## WHAT YOU SHOULD DO:
For each line in the records that contains "rating", make a copy.

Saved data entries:
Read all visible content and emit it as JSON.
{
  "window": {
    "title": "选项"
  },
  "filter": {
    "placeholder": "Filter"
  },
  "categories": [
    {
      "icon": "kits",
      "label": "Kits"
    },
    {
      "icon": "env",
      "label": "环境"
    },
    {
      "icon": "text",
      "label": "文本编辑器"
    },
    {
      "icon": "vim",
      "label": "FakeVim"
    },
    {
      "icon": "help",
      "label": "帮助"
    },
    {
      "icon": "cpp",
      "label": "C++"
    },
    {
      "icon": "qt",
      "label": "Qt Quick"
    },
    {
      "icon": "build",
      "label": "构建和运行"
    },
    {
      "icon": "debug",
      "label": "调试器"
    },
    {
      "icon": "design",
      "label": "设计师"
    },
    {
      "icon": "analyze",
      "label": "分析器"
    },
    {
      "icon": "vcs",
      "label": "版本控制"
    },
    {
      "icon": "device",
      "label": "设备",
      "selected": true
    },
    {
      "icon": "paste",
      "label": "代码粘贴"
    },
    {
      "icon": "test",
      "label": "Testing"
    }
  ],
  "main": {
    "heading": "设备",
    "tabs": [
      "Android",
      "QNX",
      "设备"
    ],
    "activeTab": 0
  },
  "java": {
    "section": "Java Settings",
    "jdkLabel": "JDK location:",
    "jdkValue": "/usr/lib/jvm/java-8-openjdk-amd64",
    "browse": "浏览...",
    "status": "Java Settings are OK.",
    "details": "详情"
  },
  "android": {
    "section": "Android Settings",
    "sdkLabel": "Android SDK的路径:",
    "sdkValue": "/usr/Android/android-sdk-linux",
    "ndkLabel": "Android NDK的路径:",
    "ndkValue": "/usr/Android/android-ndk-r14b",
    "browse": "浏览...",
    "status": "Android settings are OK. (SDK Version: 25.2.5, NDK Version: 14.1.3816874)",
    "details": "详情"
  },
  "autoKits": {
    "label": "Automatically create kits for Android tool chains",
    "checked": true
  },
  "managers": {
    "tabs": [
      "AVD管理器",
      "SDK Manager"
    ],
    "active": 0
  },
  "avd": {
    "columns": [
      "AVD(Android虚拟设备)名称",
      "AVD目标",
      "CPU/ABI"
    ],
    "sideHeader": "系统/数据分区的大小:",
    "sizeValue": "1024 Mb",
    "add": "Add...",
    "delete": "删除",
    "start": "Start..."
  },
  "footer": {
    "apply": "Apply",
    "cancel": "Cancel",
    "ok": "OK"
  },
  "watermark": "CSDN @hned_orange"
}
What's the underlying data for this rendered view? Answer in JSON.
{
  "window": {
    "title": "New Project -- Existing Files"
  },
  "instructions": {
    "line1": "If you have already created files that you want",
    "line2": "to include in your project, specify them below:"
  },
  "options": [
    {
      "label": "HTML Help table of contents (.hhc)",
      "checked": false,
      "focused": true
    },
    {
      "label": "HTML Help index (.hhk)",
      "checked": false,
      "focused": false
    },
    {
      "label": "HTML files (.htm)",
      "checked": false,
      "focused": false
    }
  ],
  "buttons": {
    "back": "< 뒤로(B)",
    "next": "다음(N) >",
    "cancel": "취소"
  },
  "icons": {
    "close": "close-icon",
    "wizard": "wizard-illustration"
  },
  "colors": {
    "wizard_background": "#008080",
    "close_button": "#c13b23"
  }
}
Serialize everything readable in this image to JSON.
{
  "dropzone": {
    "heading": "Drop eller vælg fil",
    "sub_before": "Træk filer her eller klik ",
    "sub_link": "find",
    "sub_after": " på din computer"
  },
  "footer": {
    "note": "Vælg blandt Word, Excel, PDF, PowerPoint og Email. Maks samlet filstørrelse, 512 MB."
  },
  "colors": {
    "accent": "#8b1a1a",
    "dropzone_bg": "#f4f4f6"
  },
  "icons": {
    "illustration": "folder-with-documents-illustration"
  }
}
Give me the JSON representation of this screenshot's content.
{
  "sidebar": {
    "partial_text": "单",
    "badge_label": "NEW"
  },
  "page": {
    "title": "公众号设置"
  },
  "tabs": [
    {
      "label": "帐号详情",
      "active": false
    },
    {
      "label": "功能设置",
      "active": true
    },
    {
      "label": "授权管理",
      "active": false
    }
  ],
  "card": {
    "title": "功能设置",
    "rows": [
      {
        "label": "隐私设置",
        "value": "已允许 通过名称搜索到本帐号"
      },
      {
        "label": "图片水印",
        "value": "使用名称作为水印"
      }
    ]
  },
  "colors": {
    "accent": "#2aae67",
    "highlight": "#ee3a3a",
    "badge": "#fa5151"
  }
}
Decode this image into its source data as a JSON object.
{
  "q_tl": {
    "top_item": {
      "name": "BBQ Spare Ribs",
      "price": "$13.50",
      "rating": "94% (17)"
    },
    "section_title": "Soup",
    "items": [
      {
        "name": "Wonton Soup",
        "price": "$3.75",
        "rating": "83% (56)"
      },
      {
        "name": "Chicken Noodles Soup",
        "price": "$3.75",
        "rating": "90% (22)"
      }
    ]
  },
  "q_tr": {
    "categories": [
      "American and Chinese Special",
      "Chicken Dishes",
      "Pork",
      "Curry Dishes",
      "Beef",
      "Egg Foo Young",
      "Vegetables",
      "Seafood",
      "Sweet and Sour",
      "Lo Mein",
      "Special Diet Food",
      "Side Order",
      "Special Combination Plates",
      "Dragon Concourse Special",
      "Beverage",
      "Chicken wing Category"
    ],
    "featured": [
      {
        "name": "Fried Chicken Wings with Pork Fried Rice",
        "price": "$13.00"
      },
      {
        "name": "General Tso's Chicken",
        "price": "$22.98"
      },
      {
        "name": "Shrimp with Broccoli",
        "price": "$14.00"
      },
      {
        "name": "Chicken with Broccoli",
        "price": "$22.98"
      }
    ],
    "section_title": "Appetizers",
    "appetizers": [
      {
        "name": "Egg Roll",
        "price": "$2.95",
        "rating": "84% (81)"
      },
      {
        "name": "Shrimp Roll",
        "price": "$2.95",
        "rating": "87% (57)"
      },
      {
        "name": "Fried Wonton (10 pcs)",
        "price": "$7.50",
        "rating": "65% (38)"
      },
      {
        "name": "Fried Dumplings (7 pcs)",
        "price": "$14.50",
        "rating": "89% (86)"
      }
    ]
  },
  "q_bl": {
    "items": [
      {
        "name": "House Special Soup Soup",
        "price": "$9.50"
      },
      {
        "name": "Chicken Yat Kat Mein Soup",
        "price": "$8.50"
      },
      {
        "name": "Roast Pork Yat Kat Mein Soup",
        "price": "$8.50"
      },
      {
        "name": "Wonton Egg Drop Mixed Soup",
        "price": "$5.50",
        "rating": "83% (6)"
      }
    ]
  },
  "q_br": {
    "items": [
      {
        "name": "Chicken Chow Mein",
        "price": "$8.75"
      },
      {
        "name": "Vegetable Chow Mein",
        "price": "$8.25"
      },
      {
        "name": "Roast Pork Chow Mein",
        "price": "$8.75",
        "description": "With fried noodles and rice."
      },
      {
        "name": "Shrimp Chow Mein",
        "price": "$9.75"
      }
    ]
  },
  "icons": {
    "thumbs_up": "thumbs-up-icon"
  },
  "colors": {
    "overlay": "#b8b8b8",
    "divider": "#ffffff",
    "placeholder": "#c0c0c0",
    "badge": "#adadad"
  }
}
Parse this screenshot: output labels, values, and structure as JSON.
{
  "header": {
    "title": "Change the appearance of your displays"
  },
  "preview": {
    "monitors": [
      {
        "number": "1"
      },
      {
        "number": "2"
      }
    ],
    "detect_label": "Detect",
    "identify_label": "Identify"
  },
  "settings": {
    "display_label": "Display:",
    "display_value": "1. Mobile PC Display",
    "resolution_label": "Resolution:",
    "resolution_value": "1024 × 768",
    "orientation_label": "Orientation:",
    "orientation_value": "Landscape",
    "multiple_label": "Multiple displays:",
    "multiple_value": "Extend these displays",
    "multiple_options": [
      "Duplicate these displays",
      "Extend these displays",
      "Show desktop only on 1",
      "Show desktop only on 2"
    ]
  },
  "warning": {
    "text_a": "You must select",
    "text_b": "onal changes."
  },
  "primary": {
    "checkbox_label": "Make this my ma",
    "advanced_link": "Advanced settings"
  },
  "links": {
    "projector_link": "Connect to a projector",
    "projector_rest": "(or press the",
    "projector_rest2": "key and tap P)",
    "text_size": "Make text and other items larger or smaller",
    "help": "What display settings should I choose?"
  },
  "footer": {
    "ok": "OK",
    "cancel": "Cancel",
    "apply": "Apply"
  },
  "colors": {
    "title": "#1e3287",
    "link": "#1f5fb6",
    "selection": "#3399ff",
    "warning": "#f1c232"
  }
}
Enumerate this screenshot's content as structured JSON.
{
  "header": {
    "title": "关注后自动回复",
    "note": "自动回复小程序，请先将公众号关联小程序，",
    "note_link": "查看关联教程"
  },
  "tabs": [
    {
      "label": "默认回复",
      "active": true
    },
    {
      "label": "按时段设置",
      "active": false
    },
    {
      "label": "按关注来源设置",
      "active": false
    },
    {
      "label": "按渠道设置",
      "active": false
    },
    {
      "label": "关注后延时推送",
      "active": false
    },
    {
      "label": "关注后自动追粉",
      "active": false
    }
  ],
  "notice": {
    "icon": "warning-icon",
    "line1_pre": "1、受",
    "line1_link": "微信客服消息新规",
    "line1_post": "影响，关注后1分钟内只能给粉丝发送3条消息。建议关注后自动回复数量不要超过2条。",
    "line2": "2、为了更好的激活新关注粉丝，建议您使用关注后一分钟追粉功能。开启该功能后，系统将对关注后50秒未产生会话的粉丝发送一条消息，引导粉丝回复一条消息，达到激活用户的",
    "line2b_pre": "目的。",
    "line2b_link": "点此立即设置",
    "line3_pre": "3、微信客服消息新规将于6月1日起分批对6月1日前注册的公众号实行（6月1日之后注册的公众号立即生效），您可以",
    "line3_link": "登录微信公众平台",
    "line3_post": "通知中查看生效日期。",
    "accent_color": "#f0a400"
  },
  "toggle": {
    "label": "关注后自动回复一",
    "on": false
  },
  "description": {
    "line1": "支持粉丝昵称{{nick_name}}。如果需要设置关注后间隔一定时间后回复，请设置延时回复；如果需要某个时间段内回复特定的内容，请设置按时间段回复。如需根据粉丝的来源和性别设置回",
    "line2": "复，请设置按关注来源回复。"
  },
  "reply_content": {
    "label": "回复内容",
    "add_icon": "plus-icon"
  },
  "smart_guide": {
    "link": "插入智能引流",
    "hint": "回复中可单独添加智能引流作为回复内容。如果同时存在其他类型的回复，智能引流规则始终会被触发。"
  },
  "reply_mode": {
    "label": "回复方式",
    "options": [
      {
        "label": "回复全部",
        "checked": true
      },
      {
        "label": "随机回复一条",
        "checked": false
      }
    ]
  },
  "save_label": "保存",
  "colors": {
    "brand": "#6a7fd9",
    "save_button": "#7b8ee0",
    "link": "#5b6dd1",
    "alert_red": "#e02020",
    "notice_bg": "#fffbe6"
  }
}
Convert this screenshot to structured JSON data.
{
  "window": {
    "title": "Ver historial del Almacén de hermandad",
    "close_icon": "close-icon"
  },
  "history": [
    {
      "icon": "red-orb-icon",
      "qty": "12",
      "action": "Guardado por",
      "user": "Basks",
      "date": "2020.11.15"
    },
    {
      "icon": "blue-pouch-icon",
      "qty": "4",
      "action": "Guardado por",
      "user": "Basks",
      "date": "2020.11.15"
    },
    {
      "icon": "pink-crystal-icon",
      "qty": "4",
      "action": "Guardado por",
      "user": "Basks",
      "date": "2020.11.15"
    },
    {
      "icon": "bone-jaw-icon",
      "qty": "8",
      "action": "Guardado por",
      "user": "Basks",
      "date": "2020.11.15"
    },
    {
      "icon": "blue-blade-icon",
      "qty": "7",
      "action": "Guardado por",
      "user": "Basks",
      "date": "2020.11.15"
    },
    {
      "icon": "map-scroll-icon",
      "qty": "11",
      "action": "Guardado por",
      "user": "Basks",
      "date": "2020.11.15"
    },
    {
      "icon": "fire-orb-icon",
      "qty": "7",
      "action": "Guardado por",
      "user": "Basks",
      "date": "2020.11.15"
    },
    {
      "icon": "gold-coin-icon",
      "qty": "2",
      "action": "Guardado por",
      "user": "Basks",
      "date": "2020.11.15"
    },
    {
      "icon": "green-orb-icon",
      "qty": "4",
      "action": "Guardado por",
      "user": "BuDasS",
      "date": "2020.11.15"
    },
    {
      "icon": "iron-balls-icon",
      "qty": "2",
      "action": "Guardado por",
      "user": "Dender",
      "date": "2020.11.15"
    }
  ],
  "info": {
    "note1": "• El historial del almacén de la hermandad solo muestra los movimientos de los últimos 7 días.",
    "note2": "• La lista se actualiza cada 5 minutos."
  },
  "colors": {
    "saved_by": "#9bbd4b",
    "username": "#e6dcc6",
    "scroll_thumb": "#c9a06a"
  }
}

## TASK SOLUTION:
      "rating": "94% (17)"
        "rating": "83% (56)"
        "rating": "90% (22)"
        "rating": "84% (81)"
        "rating": "87% (57)"
        "rating": "65% (38)"
        "rating": "89% (86)"
        "rating": "83% (6)"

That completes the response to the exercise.